As I moved away from my reading of The Hangman's Daughter and found historical fiction I liked even less, I considered very seriously the possibility that I may have judged the first book too harshly. So I dove headlong into the second book in the Hangman series, The Dark Monk. This time, a priest is murdered in a hunt for Templar treasure. I thought I had every reason to be optimistic.
Nope. I had it pegged on the first go-around.
There's stuff to like about Potzsch's writing - he gets the atmosphere, the historical environment just right, and I like his characters. Not love, but like. But regardless of that, something very serious is lacking.
It's the dialogue: it's repetitive. It's redundant. And it's forced. It's like watching an extending commercial trying to sell senior citizens life insurance. There is something so inorganic about reading people rehash the same scenes and the same factoids over and over again, using the exact same language. The end result is a mystery that doesn't feel like a mystery, or, maybe, a mystery for dummies, because there's not a chance in hell you're gonna miss the important bit. It will be repeated at least half a dozen times. And that really takes something away from the tension and the tone of these works. It also keeps his characters flat. Stops them from becoming loveable, rather than merely likeable.

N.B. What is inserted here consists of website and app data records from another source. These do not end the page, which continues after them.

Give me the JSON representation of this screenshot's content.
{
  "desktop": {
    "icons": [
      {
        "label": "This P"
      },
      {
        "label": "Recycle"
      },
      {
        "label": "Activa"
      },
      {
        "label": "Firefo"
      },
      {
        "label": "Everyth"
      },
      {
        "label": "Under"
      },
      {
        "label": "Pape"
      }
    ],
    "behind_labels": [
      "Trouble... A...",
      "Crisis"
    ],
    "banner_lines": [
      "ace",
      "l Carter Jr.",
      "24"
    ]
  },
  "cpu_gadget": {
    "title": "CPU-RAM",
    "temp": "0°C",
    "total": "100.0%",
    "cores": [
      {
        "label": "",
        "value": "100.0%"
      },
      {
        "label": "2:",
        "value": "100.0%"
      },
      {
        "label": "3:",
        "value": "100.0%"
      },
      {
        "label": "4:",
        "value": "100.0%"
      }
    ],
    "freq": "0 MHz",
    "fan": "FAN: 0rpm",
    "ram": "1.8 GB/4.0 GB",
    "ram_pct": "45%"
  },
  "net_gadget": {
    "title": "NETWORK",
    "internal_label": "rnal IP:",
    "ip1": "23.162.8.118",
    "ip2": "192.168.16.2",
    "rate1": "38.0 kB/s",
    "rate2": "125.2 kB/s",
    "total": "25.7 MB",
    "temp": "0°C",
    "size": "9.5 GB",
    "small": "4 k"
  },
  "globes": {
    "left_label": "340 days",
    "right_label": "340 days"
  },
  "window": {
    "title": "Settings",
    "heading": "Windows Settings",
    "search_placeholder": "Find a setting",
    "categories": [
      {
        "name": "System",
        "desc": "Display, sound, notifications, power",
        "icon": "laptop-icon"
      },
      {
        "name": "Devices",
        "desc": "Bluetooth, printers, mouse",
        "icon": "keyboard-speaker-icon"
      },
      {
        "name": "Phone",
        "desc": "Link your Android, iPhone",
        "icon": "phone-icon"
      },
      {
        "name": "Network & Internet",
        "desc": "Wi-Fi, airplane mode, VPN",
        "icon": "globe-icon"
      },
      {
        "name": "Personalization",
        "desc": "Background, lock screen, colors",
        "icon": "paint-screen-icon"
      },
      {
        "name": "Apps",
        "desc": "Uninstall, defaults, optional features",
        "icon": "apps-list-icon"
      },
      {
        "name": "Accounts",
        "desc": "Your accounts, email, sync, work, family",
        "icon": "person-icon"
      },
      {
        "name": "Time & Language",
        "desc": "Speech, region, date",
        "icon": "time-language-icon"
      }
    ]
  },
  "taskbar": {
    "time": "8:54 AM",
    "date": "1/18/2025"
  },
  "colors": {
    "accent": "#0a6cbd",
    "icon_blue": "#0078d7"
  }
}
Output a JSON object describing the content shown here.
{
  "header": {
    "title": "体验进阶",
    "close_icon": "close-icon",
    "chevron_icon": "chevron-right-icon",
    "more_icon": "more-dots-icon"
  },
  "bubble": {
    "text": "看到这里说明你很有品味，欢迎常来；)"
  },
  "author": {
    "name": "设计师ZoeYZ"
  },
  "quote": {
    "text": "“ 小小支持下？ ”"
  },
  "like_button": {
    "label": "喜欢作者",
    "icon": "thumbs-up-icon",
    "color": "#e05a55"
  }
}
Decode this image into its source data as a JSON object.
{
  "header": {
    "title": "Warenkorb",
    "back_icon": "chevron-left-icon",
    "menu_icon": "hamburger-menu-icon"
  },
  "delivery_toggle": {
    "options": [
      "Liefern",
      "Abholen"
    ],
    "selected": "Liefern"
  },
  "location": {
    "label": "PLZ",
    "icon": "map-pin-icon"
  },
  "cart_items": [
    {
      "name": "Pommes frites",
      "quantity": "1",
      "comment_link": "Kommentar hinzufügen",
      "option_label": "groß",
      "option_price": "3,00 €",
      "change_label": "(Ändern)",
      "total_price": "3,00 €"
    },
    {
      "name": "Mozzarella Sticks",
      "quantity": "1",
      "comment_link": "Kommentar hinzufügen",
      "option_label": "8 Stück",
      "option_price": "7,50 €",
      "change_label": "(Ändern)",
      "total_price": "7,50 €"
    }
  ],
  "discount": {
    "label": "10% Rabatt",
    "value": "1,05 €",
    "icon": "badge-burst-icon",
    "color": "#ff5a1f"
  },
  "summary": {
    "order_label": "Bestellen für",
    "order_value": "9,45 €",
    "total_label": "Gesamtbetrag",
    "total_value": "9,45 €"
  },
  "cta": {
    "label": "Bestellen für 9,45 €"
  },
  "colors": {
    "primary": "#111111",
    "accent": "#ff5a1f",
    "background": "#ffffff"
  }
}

It's a shame this isn't more like Name of the Rose in quality. Then I would be head-over-heels for this series. Unfortunately, life is unfair and we all have to live with it. And more of The Hangman's Daughter is a frustration I'd sooner live without.
K Rating: 2/5